It’s not quite clear who is supposed to be in love in Michael Moore’s new “docutribe” CAPITALISM: A LOVE STORY. Is it Washington and Wall Street? Is it bankers and money? It’s certainly not the people who have lost their jobs or their homes in the current economic crunch. As with “Bowling for Columbine,” “Fahrenheit 9/11” and “Sicko,” Moore picks his targets and then skewers them with a mixture of humor, pathos and righteous indignation.
Films like this are usually called “documentaries,” but that carries the implication of unbiased reporting. Of course, all non-fiction films can be said to have biases and agendas. Moore is just more blatant about it. Politically, he is left-wing (as opposed to liberal), providing a much-needed balance to the multiple right-wing talking heads who dominate what passes for public debate. Take his films not as news stories but as polemics, where Moore goes in arguing the correctness of his point of view.
This time out, he’s looking at the 2008 financial collapse and its aftermath. He notes that the banks got bailed out but those tax dollars were more likely to go to executive bonuses than to helping people from losing their homes. He covers a sit-in protest in Chicago where a major bank pulled the plug on a company, leaving them unable to pay off their now ex-employees. The ex-employees fought back, getting backing from local politicians and the Catholic Church. They won the money, but not their jobs.
What really angers Moore is the way the government continually rolls over for big business, pointing the finger at the investment house of Goldman Sachs, which seems to have a revolving door for their executives who take jobs regulating the very industry they left. As one might imagine, their sympathies are elsewhere are not with the general public. In one incredible interview, the woman in charge of the Congressional office overseeing the bailout admits she has no means to demand that the recipients disclose what they did with the money. She’s frustrated but Moore wants us to be outraged.
Of course there’s also the grandstanding we expect in a Moore film. He spends too much time showing him and his camera crew being barred from office buildings. One wonders if a camera crew doing a critical movie on him showed up at his offices unannounced whether he would act any differently. He does know how to provoke, however, ending the film with a presidential speech by Franklin Roosevelt calling for an economic bill of rights, almost daring the rightwingers to denounce it as “socialism” as, in fact, they did more than sixty years ago.

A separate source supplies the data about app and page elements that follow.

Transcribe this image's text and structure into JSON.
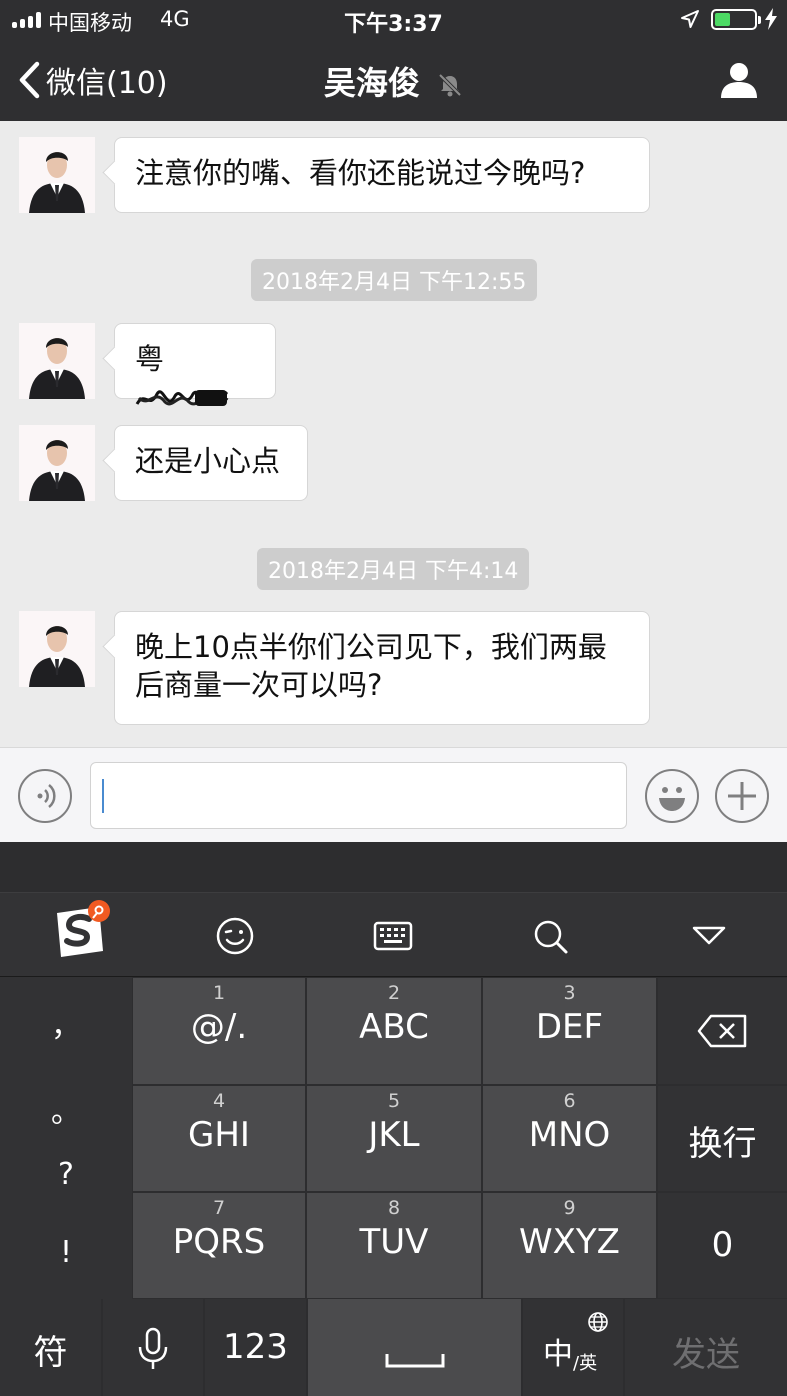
{
  "status_bar": {
    "carrier": "中国移动",
    "network": "4G",
    "time": "下午3:37",
    "battery_level": 0.3
  },
  "nav": {
    "back_label": "微信(10)",
    "title": "吴海俊",
    "icons": [
      "chevron-left-icon",
      "mute-bell-icon",
      "profile-icon"
    ]
  },
  "chat": {
    "messages": [
      {
        "type": "text",
        "text": "注意你的嘴、看你还能说过今晚吗?"
      },
      {
        "type": "timestamp",
        "text": "2018年2月4日 下午12:55"
      },
      {
        "type": "text",
        "text": "粤"
      },
      {
        "type": "text",
        "text": "还是小心点"
      },
      {
        "type": "timestamp",
        "text": "2018年2月4日 下午4:14"
      },
      {
        "type": "text",
        "lines": [
          "晚上10点半你们公司见下，我们两最",
          "后商量一次可以吗?"
        ]
      }
    ]
  },
  "input_bar": {
    "icons": [
      "voice-icon",
      "emoji-icon",
      "plus-icon"
    ],
    "value": ""
  },
  "keyboard": {
    "brand_icon": "sogou-logo-icon",
    "toolbar_icons": [
      "emoji-wink-icon",
      "keyboard-icon",
      "search-icon",
      "collapse-triangle-icon"
    ],
    "punctuation": [
      "，",
      "。",
      "?",
      "!"
    ],
    "keys": [
      {
        "num": "1",
        "label": "@/."
      },
      {
        "num": "2",
        "label": "ABC"
      },
      {
        "num": "3",
        "label": "DEF"
      },
      {
        "num": "4",
        "label": "GHI"
      },
      {
        "num": "5",
        "label": "JKL"
      },
      {
        "num": "6",
        "label": "MNO"
      },
      {
        "num": "7",
        "label": "PQRS"
      },
      {
        "num": "8",
        "label": "TUV"
      },
      {
        "num": "9",
        "label": "WXYZ"
      }
    ],
    "right_keys": {
      "delete_icon": "backspace-icon",
      "newline": "换行",
      "zero": "0"
    },
    "bottom": {
      "symbol": "符",
      "mic_icon": "mic-icon",
      "numbers": "123",
      "space_icon": "space-bar-icon",
      "lang_main": "中",
      "lang_sub": "/英",
      "globe_icon": "globe-icon",
      "send": "发送"
    }
  }
}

Take “Capitalism: A Love Story” with a grain of salt, and seek out reactions from thoughtful economists, business people, and others to gauge how much merit his argument has. Those engaging in redbaiting or who wonder why Moore doesn’t leave America if he hates it so much are doing worse than namecalling. By refusing to engage the substance of the film, they’re conceding that he may be right.•••
Daniel M. Kimmel is a veteran movie critic and author of a host of film-related books, the most recent being I’ll Have What She’s Having: Behind The Scenes Of The Great Romantic Comedies. He teaches film at Suffolk University and lives in Brookline.